Please return every line of the records that contains the word "title".

━━━ Input data

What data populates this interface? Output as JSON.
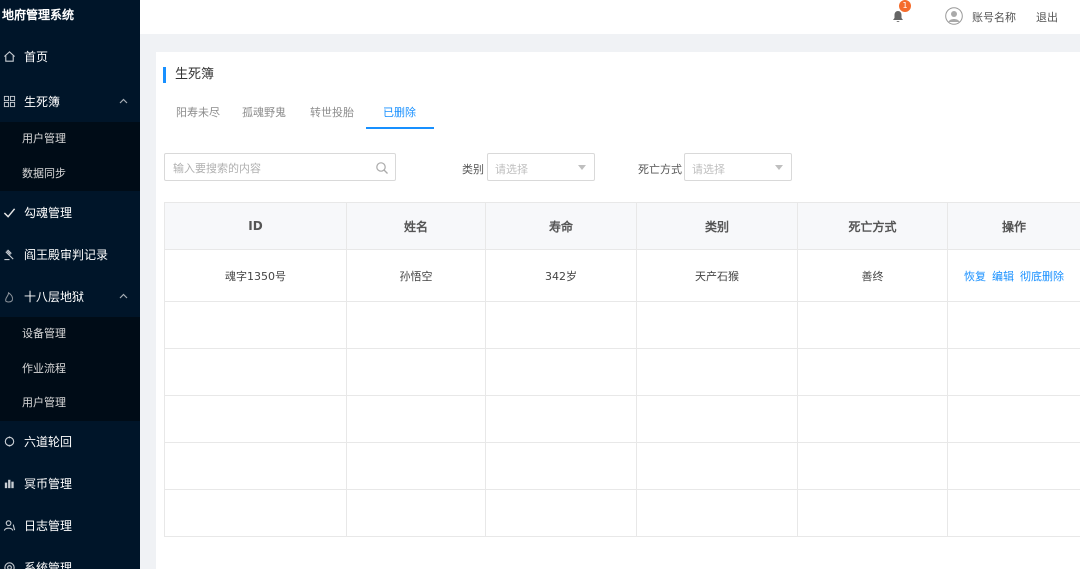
{
  "app": {
    "title": "地府管理系统"
  },
  "sidebar": {
    "items": [
      {
        "label": "首页",
        "icon": "home-icon"
      },
      {
        "label": "生死簿",
        "icon": "grid-icon",
        "expanded": true,
        "children": [
          "用户管理",
          "数据同步"
        ]
      },
      {
        "label": "勾魂管理",
        "icon": "check-icon"
      },
      {
        "label": "阎王殿审判记录",
        "icon": "gavel-icon"
      },
      {
        "label": "十八层地狱",
        "icon": "flame-icon",
        "expanded": true,
        "children": [
          "设备管理",
          "作业流程",
          "用户管理"
        ]
      },
      {
        "label": "六道轮回",
        "icon": "cycle-icon"
      },
      {
        "label": "冥币管理",
        "icon": "coins-icon"
      },
      {
        "label": "日志管理",
        "icon": "user-log-icon"
      },
      {
        "label": "系统管理",
        "icon": "settings-icon"
      }
    ]
  },
  "header": {
    "notification_count": "1",
    "account_name": "账号名称",
    "logout_label": "退出"
  },
  "page": {
    "title": "生死簿",
    "tabs": [
      {
        "label": "阳寿未尽",
        "active": false
      },
      {
        "label": "孤魂野鬼",
        "active": false
      },
      {
        "label": "转世投胎",
        "active": false
      },
      {
        "label": "已删除",
        "active": true
      }
    ],
    "filters": {
      "search_placeholder": "输入要搜索的内容",
      "category_label": "类别",
      "category_placeholder": "请选择",
      "death_label": "死亡方式",
      "death_placeholder": "请选择"
    }
  },
  "table": {
    "columns": [
      "ID",
      "姓名",
      "寿命",
      "类别",
      "死亡方式",
      "操作"
    ],
    "rows": [
      {
        "id": "魂字1350号",
        "name": "孙悟空",
        "life": "342岁",
        "category": "天产石猴",
        "death": "善终",
        "actions": [
          "恢复",
          "编辑",
          "彻底删除"
        ]
      }
    ],
    "empty_rows": 6
  },
  "colors": {
    "sidebar_bg": "#001529",
    "submenu_bg": "#000c17",
    "accent": "#1890ff",
    "badge": "#f56c2c"
  }
}
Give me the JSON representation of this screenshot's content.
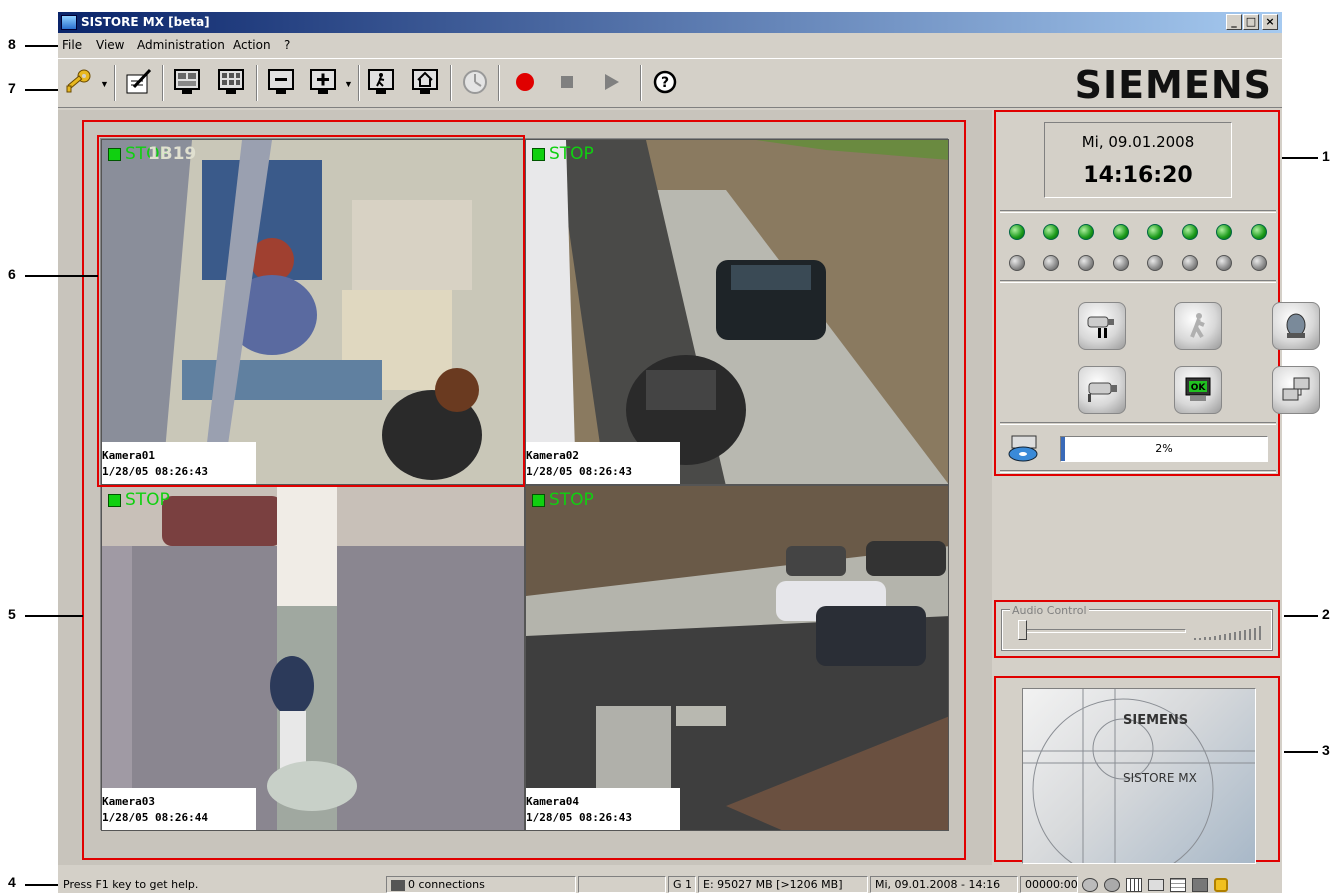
{
  "window": {
    "title": "SISTORE MX [beta]"
  },
  "menu": [
    "File",
    "View",
    "Administration",
    "Action",
    "?"
  ],
  "toolbar": {
    "items": [
      "key-icon",
      "edit-icon",
      "monitor-layout-icon",
      "monitor-grid-icon",
      "zoom-out-icon",
      "zoom-in-icon",
      "person-monitor-icon",
      "home-monitor-icon",
      "clock-icon",
      "record-icon",
      "stop-icon",
      "play-icon",
      "help-icon"
    ],
    "brand": "SIEMENS",
    "colors": {
      "record": "#e00000",
      "disabled": "#808080"
    }
  },
  "cameras": [
    {
      "name": "Kamera01",
      "timestamp": "1/28/05 08:26:43",
      "status": "STOP",
      "overlay": "1B19"
    },
    {
      "name": "Kamera02",
      "timestamp": "1/28/05 08:26:43",
      "status": "STOP"
    },
    {
      "name": "Kamera03",
      "timestamp": "1/28/05 08:26:44",
      "status": "STOP"
    },
    {
      "name": "Kamera04",
      "timestamp": "1/28/05 08:26:43",
      "status": "STOP"
    }
  ],
  "panel": {
    "date": "Mi, 09.01.2008",
    "time": "14:16:20",
    "leds_row1": [
      "green",
      "green",
      "green",
      "green",
      "green",
      "green",
      "green",
      "green"
    ],
    "leds_row2": [
      "gray",
      "gray",
      "gray",
      "gray",
      "gray",
      "gray",
      "gray",
      "gray"
    ],
    "buttons": [
      "camera-pause-icon",
      "walking-person-icon",
      "alarm-light-icon",
      "camera-icon",
      "ok-monitor-icon",
      "network-icon"
    ],
    "disk_usage_label": "2%",
    "disk_usage_fraction": 0.02,
    "audio_label": "Audio Control",
    "audio_level": 0,
    "splash_brand": "SIEMENS",
    "splash_product": "SISTORE MX"
  },
  "statusbar": {
    "help": "Press F1 key to get help.",
    "connections": "0 connections",
    "empty": "",
    "group": "G 1",
    "storage": "E: 95027 MB [>1206 MB]",
    "datetime": "Mi, 09.01.2008 - 14:16",
    "counter": "00000:00"
  },
  "callouts": [
    "1",
    "2",
    "3",
    "4",
    "5",
    "6",
    "7",
    "8"
  ]
}
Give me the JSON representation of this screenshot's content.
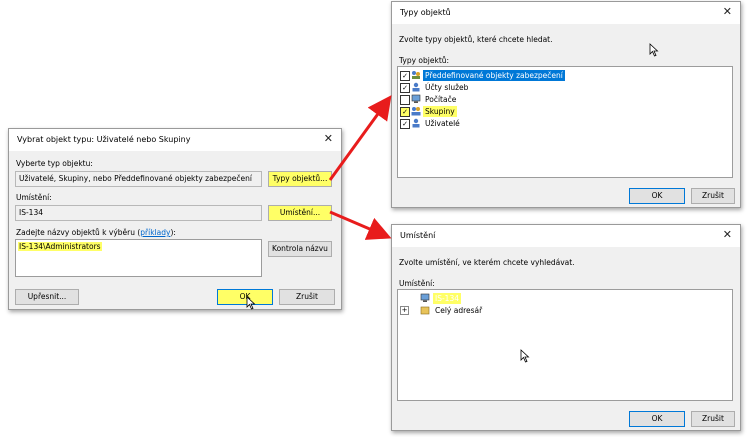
{
  "dialog_main": {
    "title": "Vybrat objekt typu: Uživatelé nebo Skupiny",
    "object_type_label": "Vyberte typ objektu:",
    "object_type_value": "Uživatelé, Skupiny, nebo Předdefinované objekty zabezpečení",
    "object_types_button": "Typy objektů...",
    "location_label": "Umístění:",
    "location_value": "IS-134",
    "locations_button": "Umístění...",
    "names_label_prefix": "Zadejte názvy objektů k výběru (",
    "names_label_link": "příklady",
    "names_label_suffix": "):",
    "names_value": "IS-134\\Administrators",
    "check_names_button": "Kontrola názvu",
    "advanced_button": "Upřesnit...",
    "ok_button": "OK",
    "cancel_button": "Zrušit"
  },
  "dialog_types": {
    "title": "Typy objektů",
    "instruction": "Zvolte typy objektů, které chcete hledat.",
    "list_label": "Typy objektů:",
    "items": [
      {
        "label": "Předdefinované objekty zabezpečení",
        "checked": true,
        "selected": true
      },
      {
        "label": "Účty služeb",
        "checked": true
      },
      {
        "label": "Počítače",
        "checked": false
      },
      {
        "label": "Skupiny",
        "checked": true,
        "highlighted": true
      },
      {
        "label": "Uživatelé",
        "checked": true
      }
    ],
    "ok_button": "OK",
    "cancel_button": "Zrušit"
  },
  "dialog_locations": {
    "title": "Umístění",
    "instruction": "Zvolte umístění, ve kterém chcete vyhledávat.",
    "tree_label": "Umístění:",
    "tree_items": [
      {
        "label": "IS-134",
        "selected": true
      },
      {
        "label": "Celý adresář"
      }
    ],
    "ok_button": "OK",
    "cancel_button": "Zrušit"
  },
  "colors": {
    "highlight": "#ffff66",
    "arrow": "#e81c1c",
    "selection": "#0078d7"
  }
}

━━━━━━

■ Problem solution ■
    "title": "地府管理系统"
    "title": "生死簿",
    "title": "SISTORE MX [beta]"
    "title": "Vybrat objekt typu: Uživatelé nebo Skupiny",
    "title": "Typy objektů",
    "title": "Umístění",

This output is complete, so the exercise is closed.